Step 5 of the standardized FMEA method description:
Summary: Risk analysis
The input variable for the risk analysis of the FMEA is consequently the result of the previous step, the failure analysis. The risk analysis, which is the 5th step of the FMEA according to the standardized FMEA method description, involves assessing the quality of the existing or planned action. A distinction is essentially made between two large categories of actions here:
- Through preventive actions, the likelihood of occurrence of the cause-failure relationships is minimized.
- In addition, detection actions must be defined.
For each of the two categories of actions in the risk analysis of the FMEA, there is now a separate assessment scheme in the handbook (AIAG & VDA). With the 7 steps of the standardized FMEA method description, tables and catalogs have been created to assess the likelihood of occurrence and likelihood of detection in the risk analysis of the FMEA.
There are two crucial points in the risk analysis of the FMEA for carrying out this step, defining the corresponding actions and assessing their effectiveness:
- The likelihood of occurrence, the so-called O value, is a quality assessment of the preventive actions discussed.
- On the other hand, the likelihood of detection, the so-called D value, is a quality assessment of the detection actions under consideration.
In addition to the likelihood of occurrence and likelihood of detection, the risk analysis in the standardized FMEA method description incudes a third crucial factor: the severity of the effects. It is important in this context to draw up clear customer categories:
- The first customer perspective is the customer’s own company, with consideration of the damage caused to that company. Examples include rejects, rework and extra work on the project.
- The second customer perspective is the system integrator, the assembly plant to which we deliver our results. This involves defining potential effects, such as additional work in assembly or rejection in incoming goods inspection.
- The third customer perspective is the user of the entire system, such as the automobile driver, for whom entirely different assessments must be formulated: system failure, for example, which means that the automobile cannot be driven. Or the failure of subsystems which mean that the car can still be used, but not to its full extent.
- The fourth customer perspective, which should not be underestimated either, is society, expressed through technical standards, official and statutory requirements.
The combination of the likelihood of occurrence with the effect or the likelihood of detection with the effect then result in the two-dimensional matrices of the risk analysis in the FMEA, in which the risks are displayed. According to the FMEA handbook (AIAG & VDA), these are classified into high, moderate and low in the standardized FMEA method description.

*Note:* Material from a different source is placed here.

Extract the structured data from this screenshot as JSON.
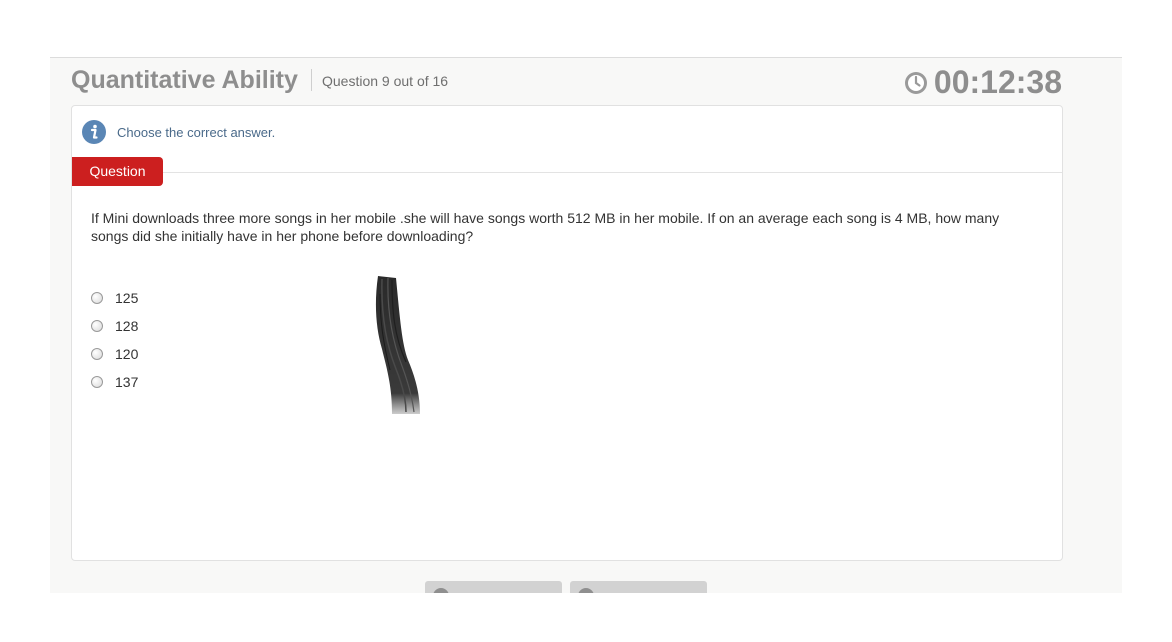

Detailed knowledge: Risk analysis in the FMEA method description
In the risk analysis of the FMEA, risks are assessed by analyzing their severity, occurrence and detection and identifying any necessary action.
The objectives of the risk analysis in the standardized FMEA method description are:
- Definition and assessment of existing and planned actions.
- Presentation of interdependencies between preventive actions and causes of failure or detection actions and causes of failure.
- Assessment of severity, occurrence and detection for the respective chains of failure effects.
- Establishment of the priorities for the necessary tasks.
- Cooperation between supplier and customer, creation of a shared understanding of the technical risks.
- Creation of the starting point for optimization, e.g. by defining additional design or testing actions.
Design actions in the risk analysis of the FMEA is the term used for experiences from comparable existing designs. The preventive actions and detection actions are the key parts of the documentation. Preventive actions provide rules and information as input for the design. Detection actions provide established verification and validation procedures by means of which it has been shown that failures have been detected in the past. Important: The effectiveness of the preventive and detection actions applied in the risk analysis of the FMEA should be confirmed by reviews or project documents.
Risk analysis in the FMEA method description: Assessment and task priorities
In the risk analysis, the interplay between failure effect, failure mode and failure cause is examined in terms of its risks. Severity (S) stands for the severity of the failure effect. Occurrence (O) stands for the occurrence of the failure cause and detection (D) for detection of the failure cause/mode that has occurred. Assessment values between 1 and 10 are assigned to each of these risk assessment criteria in the risk analysis according to the FMEA handbook (AIAG & VDA).
If failure modes, failure effects and failure causes are defined in the detailed risk analysis along with severity assessments, occurrence assessments and detection assessments, actions to reduce risk can then be established. At this point in the risk analysis of the FMEA, the FMEA team has to define these in a reasonable way and in accordance with resources, technology and individual factors.